═══ SUPPLIED DATA

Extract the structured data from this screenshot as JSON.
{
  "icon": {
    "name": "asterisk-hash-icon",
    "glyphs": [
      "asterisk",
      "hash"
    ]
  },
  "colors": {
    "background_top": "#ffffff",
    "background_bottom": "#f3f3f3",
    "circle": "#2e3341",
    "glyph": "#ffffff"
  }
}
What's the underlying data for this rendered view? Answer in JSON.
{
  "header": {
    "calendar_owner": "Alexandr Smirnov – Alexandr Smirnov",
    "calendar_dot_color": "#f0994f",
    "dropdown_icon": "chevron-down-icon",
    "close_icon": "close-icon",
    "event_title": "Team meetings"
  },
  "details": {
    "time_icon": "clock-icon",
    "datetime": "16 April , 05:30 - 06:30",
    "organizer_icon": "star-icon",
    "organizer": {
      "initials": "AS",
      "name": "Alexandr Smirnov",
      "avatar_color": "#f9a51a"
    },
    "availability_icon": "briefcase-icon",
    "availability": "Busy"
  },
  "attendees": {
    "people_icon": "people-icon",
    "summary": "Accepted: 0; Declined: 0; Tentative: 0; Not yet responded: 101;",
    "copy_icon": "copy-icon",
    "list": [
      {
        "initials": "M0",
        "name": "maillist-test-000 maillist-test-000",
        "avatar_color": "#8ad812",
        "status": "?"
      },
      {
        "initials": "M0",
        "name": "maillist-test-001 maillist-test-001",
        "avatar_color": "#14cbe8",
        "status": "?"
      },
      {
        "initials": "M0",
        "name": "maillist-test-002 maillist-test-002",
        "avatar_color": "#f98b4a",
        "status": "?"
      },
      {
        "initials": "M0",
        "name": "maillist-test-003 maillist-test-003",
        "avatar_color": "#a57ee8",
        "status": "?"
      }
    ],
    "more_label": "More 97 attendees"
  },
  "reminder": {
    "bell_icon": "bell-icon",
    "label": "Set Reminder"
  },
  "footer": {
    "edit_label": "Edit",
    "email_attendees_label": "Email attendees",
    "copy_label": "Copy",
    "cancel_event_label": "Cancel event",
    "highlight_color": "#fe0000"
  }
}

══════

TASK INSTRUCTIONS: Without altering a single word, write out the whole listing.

EXERCISE RESULT:
Extract the structured data from this screenshot as JSON.
{
  "icon": {
    "name": "asterisk-hash-icon",
    "glyphs": [
      "asterisk",
      "hash"
    ]
  },
  "colors": {
    "background_top": "#ffffff",
    "background_bottom": "#f3f3f3",
    "circle": "#2e3341",
    "glyph": "#ffffff"
  }
}
What's the underlying data for this rendered view? Answer in JSON.
{
  "header": {
    "calendar_owner": "Alexandr Smirnov – Alexandr Smirnov",
    "calendar_dot_color": "#f0994f",
    "dropdown_icon": "chevron-down-icon",
    "close_icon": "close-icon",
    "event_title": "Team meetings"
  },
  "details": {
    "time_icon": "clock-icon",
    "datetime": "16 April , 05:30 - 06:30",
    "organizer_icon": "star-icon",
    "organizer": {
      "initials": "AS",
      "name": "Alexandr Smirnov",
      "avatar_color": "#f9a51a"
    },
    "availability_icon": "briefcase-icon",
    "availability": "Busy"
  },
  "attendees": {
    "people_icon": "people-icon",
    "summary": "Accepted: 0; Declined: 0; Tentative: 0; Not yet responded: 101;",
    "copy_icon": "copy-icon",
    "list": [
      {
        "initials": "M0",
        "name": "maillist-test-000 maillist-test-000",
        "avatar_color": "#8ad812",
        "status": "?"
      },
      {
        "initials": "M0",
        "name": "maillist-test-001 maillist-test-001",
        "avatar_color": "#14cbe8",
        "status": "?"
      },
      {
        "initials": "M0",
        "name": "maillist-test-002 maillist-test-002",
        "avatar_color": "#f98b4a",
        "status": "?"
      },
      {
        "initials": "M0",
        "name": "maillist-test-003 maillist-test-003",
        "avatar_color": "#a57ee8",
        "status": "?"
      }
    ],
    "more_label": "More 97 attendees"
  },
  "reminder": {
    "bell_icon": "bell-icon",
    "label": "Set Reminder"
  },
  "footer": {
    "edit_label": "Edit",
    "email_attendees_label": "Email attendees",
    "copy_label": "Copy",
    "cancel_event_label": "Cancel event",
    "highlight_color": "#fe0000"
  }
}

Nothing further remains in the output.